▶ _What the exercise asks_
Extract every line from the records below that contains the word "Default".

▶ _Dataset excerpts_
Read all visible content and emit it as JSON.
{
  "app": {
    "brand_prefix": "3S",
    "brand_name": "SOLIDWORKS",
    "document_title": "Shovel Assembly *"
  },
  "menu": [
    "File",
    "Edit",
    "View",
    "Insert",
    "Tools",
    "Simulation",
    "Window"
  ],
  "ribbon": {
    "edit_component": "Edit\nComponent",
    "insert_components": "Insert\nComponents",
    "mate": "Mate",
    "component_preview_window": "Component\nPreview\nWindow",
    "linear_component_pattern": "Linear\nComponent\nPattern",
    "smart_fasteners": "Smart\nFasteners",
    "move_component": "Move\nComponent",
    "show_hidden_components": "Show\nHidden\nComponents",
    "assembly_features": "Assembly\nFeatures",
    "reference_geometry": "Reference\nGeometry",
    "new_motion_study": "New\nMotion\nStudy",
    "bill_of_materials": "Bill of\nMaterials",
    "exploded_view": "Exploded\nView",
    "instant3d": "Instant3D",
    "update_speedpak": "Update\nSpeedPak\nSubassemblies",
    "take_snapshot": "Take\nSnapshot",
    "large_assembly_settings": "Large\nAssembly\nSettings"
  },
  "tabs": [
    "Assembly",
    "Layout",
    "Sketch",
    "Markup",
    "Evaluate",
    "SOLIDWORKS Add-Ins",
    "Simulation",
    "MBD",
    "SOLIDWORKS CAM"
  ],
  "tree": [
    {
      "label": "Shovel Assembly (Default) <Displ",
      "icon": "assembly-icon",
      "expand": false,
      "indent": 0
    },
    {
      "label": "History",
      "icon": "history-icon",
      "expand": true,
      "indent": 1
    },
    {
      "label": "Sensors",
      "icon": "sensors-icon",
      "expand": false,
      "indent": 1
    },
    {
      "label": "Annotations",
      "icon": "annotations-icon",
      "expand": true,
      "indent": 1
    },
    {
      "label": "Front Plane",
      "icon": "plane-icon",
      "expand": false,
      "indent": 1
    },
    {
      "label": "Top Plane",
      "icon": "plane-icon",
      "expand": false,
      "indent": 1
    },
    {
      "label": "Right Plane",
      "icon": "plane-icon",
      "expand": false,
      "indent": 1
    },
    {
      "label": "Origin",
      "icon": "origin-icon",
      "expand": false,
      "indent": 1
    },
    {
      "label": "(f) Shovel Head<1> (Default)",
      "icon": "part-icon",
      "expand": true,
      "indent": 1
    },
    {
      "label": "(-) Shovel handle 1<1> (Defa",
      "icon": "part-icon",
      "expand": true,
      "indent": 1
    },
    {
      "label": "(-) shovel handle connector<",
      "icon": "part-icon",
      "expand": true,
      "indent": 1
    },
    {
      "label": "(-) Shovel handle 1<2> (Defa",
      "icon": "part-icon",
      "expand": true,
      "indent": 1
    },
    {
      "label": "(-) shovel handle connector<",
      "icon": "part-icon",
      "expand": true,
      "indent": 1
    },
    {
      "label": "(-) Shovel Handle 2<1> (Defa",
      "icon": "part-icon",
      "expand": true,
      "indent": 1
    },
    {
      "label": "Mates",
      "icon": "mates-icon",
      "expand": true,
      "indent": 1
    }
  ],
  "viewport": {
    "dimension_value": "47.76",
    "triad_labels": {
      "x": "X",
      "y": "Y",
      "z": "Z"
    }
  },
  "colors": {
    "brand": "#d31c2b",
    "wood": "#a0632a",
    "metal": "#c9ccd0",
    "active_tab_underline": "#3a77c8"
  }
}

▶ _Output of the task_
      "label": "Shovel Assembly (Default) <Displ",
      "label": "(f) Shovel Head<1> (Default)",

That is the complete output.